(Data about app and page elements)
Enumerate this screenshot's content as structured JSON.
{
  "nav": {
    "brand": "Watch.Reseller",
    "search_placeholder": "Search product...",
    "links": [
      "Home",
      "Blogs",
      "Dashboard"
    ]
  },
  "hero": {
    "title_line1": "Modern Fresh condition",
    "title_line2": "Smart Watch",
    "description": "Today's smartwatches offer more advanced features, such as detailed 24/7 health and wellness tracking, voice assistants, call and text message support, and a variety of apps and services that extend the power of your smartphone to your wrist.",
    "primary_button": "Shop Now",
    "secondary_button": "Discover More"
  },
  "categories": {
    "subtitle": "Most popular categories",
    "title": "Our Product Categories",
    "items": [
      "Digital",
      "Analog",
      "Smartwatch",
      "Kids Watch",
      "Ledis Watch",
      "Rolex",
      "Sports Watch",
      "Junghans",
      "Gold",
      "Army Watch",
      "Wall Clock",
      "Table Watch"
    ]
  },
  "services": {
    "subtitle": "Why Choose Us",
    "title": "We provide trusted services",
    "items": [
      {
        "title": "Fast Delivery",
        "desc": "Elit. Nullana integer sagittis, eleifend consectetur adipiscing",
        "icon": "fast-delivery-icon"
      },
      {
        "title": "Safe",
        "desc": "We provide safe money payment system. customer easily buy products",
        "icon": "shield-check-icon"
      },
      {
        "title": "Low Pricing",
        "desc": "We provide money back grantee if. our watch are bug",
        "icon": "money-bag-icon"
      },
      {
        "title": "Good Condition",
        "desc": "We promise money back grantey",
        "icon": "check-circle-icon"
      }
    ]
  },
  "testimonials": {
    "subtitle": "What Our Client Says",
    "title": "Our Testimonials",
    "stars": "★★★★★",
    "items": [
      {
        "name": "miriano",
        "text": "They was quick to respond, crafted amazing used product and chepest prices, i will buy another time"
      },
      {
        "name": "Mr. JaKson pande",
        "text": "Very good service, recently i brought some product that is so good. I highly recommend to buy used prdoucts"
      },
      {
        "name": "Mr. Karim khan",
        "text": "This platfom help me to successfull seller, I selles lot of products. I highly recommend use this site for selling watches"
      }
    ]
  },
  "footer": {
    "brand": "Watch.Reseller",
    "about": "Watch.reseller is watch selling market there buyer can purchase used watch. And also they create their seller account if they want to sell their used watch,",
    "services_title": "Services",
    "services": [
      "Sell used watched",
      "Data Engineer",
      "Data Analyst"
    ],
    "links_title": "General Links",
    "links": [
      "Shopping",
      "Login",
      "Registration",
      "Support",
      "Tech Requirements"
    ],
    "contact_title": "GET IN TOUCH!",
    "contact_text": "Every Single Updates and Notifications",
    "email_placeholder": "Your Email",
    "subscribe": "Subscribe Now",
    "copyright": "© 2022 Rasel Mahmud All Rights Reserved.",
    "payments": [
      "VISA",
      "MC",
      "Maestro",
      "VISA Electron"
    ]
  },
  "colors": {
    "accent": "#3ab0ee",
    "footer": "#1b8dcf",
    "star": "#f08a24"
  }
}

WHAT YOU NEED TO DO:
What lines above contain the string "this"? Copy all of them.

EXERCISE ANSWER:
Enumerate this screenshot's content as structured JSON.
        "text": "This platfom help me to successfull seller, I selles lot of products. I highly recommend use this site for selling watches"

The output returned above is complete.